Fitchwork is a collaborative architecture, fashion, and product design practice founded by Travis Fitch. Driven by an obsession with pattern, Travis combines geometric research with novel design and fabrication tools to create radical-yet-rational forms.
Since its conception, in 2016, Travis has collaborated with an array of different companies to create projects ranging from 3D printed, runway-worthy dresses, to 3D printed reinterpretations of traditional household items, furniture, and light installations.
One of Fitchwork’s most notable projects, the Harmonigraph Dress, is an exploration of the relationship between body and cell, where the realization of a part is inseparable from the whole. The pattern and geometric structure of the 3D printed dress takes direct reference from the Fibonacci sequence – one of the most objectively beautiful naturally occuring patterns – and translates it into something that has never been seen before. Historically, it has never been possible to create something like this in the physical form. Fitchwork has made this dress a reality through adopting the design thinking associated with 3D printing and utilizing the available technology.
One of Fitchwork’s other fashion-related projects is ‘Oscillation’ – another 3D printed dress, designed in collaboration with fashion brand threeAsfour and additive manufacturing company, Stratasys, exploring multi material printing in the production of couture.
In addition to these dresses, Fitchwork has created the Texo Door, a reinterpretation of the traditional Japanese Shoji Screen, in collaboration with Japanese design studio, Yaitopale. The door was created for a kindergarten in Kobe, Japan, and was made by 3D printing PLA, in a pattern evocative of traditional Sashiko stitching, as a replacement for the traditionally-used material – paper.
Once again, Travis’ pattern-based thinking was reflected in Fitchwork’s Superpattern pop-up store in Manhattan, New York. The pop-up featured a collection of 3D weaves applied to a range of customizable, made-to-order objects. The objects were based on eight fundamental forms—a ring, a cuff, a bracelet, a necklace, a table lamp, a pendant light, a ceramic vessel, and an ottoman.
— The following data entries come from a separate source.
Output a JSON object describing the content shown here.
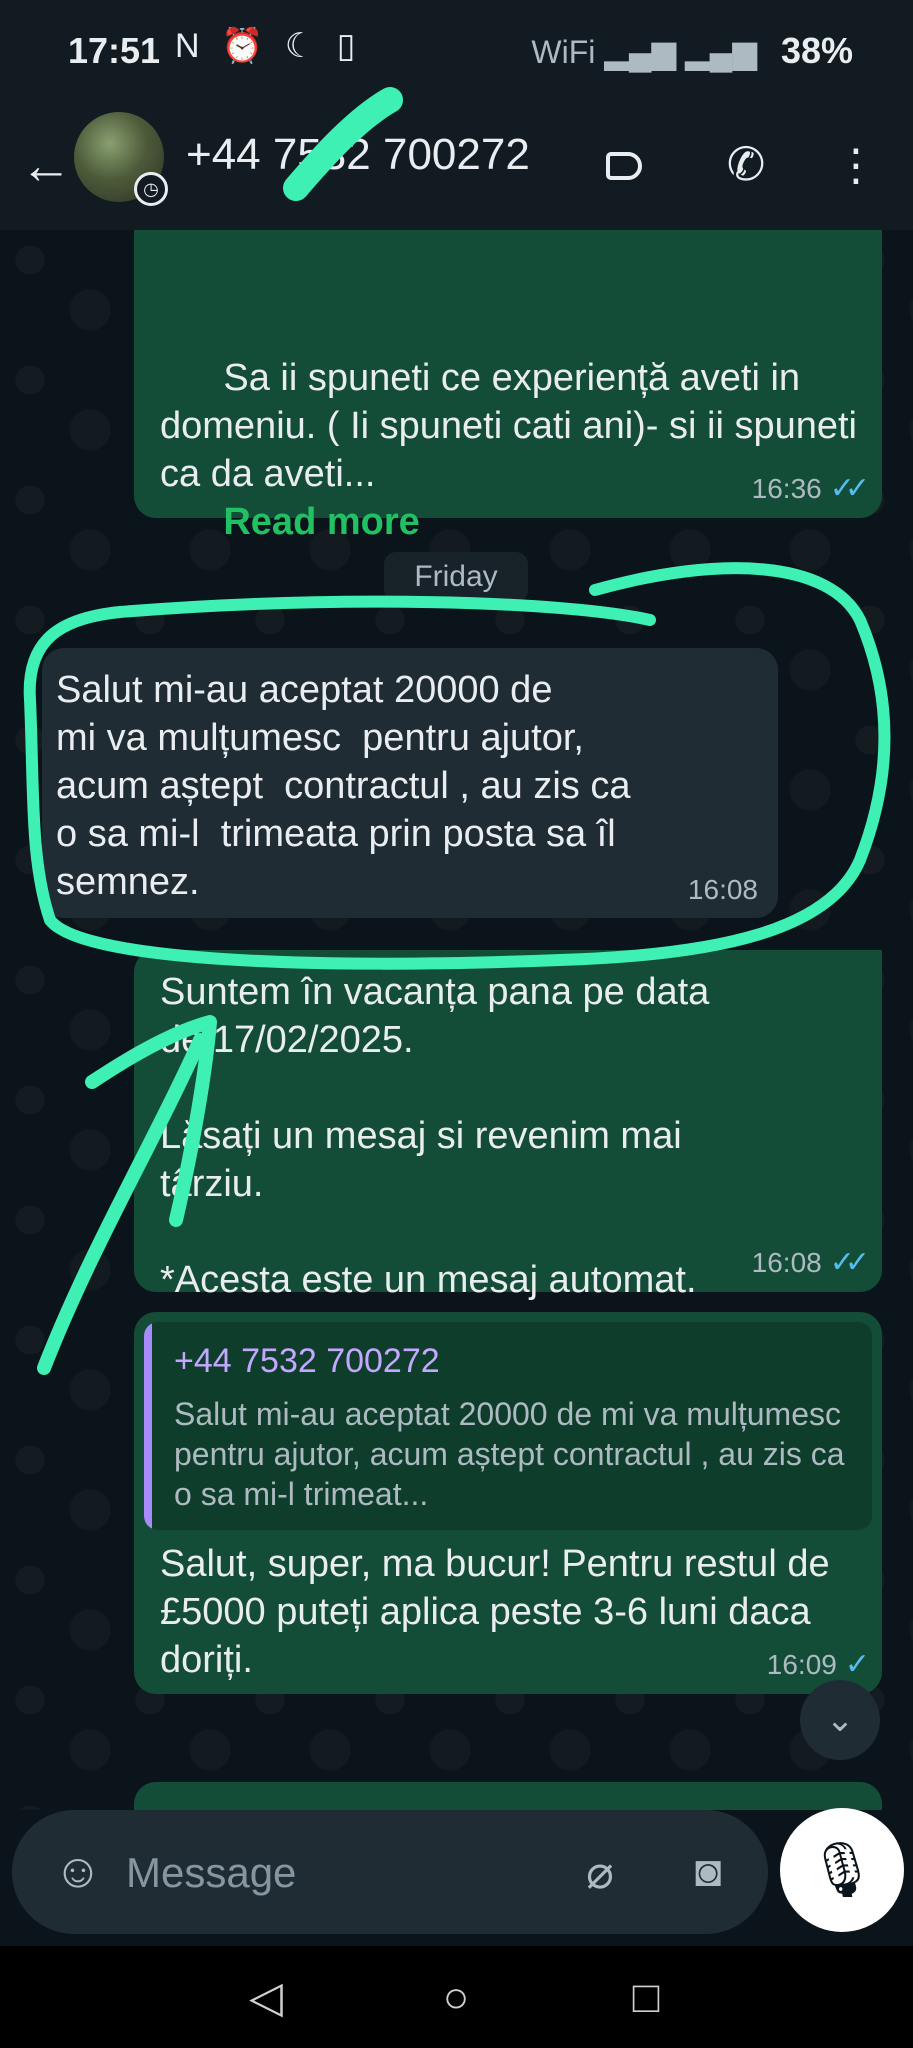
{
  "status_bar": {
    "time": "17:51",
    "left_icons": "N ⏰ ☾ ▯",
    "battery": "38%",
    "signal_icons": "WiFi ▂▄▆ ▂▄▆"
  },
  "header": {
    "contact": "+44 7532 700272"
  },
  "messages": [
    {
      "direction": "outgoing",
      "text": "Sa ii spuneti ce experiență aveti in domeniu. ( Ii spuneti cati ani)- si ii spuneti ca da aveti...",
      "read_more": "Read more",
      "time": "16:36",
      "ticks": "✓✓"
    },
    {
      "direction": "incoming",
      "text": "Salut mi-au aceptat 20000 de\nmi va mulțumesc  pentru ajutor,\nacum aștept  contractul , au zis ca\no sa mi-l  trimeata prin posta sa îl\nsemnez.",
      "time": "16:08"
    },
    {
      "direction": "outgoing",
      "text": "Suntem în vacanța pana pe data\nde 17/02/2025.\n\nLăsați un mesaj si revenim mai\ntârziu.\n\n*Acesta este un mesaj automat.",
      "time": "16:08",
      "ticks": "✓✓"
    },
    {
      "direction": "outgoing",
      "quote_author": "+44 7532 700272",
      "quote_text": "Salut mi-au aceptat 20000 de mi va mulțumesc  pentru ajutor, acum aștept contractul , au zis ca o sa mi-l  trimeat...",
      "text": "Salut, super, ma bucur! Pentru restul de £5000 puteți aplica peste 3-6 luni daca doriți.",
      "time": "16:09",
      "ticks": "✓"
    }
  ],
  "date_divider": "Friday",
  "composer": {
    "placeholder": "Message"
  },
  "colors": {
    "outgoing_bubble": "#144d37",
    "incoming_bubble": "#202c33",
    "accent_green": "#21c063",
    "annotation": "#3ef0b4"
  }
}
The objects were made using a combination of tilling and weaving patterns through different methods, including laser-sintered nylon, silver or brass cast via a lost wax process, and porcelain slip-cast in a mold.
These processes bend the rules of materiality, freeing the interwoven patterns to flow around organic, curvilinear shapes in unprecedented ways.